(Items listed in a dataset)
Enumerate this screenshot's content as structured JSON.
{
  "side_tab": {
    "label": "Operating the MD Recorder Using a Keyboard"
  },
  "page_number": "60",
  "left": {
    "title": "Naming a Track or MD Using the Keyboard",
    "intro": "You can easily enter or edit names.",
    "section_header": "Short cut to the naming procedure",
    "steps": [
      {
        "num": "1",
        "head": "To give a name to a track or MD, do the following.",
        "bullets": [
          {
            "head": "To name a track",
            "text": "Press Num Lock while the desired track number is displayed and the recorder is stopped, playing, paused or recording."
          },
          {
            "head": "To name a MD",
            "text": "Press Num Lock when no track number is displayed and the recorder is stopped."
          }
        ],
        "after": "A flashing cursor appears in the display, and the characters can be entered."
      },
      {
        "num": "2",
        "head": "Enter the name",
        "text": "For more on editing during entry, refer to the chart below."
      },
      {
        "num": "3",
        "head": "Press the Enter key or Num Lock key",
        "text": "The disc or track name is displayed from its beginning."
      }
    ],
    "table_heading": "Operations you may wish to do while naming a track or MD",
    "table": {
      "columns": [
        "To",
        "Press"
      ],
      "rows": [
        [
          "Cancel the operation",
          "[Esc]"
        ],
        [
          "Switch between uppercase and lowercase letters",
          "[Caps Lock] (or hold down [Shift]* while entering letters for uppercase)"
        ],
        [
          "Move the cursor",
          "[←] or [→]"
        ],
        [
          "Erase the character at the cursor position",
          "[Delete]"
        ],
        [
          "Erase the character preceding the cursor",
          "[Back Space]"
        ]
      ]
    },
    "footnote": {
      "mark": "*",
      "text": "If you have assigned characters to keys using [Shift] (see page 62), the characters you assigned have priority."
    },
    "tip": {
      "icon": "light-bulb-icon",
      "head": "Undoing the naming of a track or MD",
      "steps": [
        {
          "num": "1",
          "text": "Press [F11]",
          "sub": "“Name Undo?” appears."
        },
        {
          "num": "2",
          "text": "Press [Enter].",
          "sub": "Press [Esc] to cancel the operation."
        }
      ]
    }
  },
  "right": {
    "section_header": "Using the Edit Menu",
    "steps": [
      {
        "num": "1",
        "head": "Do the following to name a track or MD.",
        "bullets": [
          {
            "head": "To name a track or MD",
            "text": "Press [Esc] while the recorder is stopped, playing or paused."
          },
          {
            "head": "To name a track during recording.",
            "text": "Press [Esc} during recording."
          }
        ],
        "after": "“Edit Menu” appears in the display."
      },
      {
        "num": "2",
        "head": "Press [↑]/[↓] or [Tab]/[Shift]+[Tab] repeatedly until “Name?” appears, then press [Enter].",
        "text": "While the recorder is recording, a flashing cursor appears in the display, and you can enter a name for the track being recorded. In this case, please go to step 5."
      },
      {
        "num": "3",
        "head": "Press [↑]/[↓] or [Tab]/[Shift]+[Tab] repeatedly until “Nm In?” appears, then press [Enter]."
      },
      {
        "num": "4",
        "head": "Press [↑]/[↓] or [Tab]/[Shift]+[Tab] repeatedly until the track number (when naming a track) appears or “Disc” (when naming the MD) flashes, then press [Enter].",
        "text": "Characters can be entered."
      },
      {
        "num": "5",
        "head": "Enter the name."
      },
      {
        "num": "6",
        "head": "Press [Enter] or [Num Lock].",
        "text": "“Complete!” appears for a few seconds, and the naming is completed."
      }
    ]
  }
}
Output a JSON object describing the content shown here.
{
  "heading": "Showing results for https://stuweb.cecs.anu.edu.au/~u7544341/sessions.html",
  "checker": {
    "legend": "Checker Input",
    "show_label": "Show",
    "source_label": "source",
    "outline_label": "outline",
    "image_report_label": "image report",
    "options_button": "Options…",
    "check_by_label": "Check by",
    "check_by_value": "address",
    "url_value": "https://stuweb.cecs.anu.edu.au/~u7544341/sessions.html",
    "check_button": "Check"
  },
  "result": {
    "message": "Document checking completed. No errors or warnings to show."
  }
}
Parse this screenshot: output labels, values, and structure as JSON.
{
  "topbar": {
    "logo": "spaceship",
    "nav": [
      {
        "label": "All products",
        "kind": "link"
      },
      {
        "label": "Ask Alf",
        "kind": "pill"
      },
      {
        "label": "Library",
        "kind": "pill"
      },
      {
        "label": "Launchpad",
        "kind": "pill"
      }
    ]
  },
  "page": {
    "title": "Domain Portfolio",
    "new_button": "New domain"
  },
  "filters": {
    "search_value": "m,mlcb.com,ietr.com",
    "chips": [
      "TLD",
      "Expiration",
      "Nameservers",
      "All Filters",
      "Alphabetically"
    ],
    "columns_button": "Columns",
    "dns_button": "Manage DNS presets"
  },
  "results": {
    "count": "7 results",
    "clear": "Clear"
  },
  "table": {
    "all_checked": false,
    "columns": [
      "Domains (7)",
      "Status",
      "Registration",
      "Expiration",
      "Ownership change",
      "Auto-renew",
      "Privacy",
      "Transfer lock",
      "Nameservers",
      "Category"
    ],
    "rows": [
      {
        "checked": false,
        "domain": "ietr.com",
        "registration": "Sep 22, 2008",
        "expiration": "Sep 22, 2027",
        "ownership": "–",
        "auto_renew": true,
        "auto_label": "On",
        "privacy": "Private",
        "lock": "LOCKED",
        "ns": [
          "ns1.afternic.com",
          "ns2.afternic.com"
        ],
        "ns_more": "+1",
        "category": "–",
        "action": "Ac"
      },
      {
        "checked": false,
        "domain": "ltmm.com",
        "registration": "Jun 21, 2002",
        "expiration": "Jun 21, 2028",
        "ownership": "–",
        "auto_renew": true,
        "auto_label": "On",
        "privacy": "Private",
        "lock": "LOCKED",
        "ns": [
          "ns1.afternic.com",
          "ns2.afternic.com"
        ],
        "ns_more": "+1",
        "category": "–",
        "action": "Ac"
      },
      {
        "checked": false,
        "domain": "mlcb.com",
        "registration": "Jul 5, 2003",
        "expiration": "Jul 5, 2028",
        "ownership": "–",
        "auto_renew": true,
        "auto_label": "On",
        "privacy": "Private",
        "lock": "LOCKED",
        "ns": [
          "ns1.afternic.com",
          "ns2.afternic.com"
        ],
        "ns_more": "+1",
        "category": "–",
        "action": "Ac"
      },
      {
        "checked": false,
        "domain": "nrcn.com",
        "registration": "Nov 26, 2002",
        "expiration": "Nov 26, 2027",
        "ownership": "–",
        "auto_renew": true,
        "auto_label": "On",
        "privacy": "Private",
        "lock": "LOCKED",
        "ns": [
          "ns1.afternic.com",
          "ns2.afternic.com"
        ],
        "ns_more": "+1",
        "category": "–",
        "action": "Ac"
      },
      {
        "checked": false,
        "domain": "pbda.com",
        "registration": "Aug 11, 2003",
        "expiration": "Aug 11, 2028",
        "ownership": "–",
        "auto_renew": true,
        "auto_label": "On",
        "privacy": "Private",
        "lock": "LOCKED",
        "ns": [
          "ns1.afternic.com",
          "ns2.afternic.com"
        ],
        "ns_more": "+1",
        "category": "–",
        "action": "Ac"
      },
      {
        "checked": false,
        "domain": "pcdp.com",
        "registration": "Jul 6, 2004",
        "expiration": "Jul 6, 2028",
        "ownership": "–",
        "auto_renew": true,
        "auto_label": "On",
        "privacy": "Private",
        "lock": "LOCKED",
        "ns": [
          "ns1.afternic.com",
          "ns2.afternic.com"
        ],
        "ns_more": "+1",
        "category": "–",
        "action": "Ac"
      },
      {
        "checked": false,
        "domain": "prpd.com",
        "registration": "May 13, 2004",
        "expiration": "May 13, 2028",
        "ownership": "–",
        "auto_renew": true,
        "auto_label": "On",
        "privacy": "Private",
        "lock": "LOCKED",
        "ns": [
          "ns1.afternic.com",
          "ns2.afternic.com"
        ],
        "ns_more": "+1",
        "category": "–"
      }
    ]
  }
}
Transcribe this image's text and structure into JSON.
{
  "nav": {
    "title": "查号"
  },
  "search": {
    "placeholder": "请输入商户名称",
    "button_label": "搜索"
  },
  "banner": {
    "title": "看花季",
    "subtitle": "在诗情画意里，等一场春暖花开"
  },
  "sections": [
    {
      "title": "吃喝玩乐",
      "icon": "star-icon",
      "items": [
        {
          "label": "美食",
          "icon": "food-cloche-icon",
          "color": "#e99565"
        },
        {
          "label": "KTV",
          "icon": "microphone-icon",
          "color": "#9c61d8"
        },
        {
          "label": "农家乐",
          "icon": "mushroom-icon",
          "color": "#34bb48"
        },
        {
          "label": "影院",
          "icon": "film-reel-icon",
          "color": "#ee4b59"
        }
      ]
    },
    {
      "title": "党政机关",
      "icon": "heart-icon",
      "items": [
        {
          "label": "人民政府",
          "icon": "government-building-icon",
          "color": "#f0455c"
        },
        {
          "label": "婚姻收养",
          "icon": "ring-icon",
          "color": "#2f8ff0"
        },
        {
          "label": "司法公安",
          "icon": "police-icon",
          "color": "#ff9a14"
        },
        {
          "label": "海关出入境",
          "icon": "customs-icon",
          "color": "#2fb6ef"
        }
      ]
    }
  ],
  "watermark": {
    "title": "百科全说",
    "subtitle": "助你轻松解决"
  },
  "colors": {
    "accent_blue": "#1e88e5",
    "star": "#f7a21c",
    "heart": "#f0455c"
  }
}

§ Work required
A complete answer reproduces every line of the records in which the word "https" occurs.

§ Written answer
  "heading": "Showing results for https://stuweb.cecs.anu.edu.au/~u7544341/sessions.html",
    "url_value": "https://stuweb.cecs.anu.edu.au/~u7544341/sessions.html",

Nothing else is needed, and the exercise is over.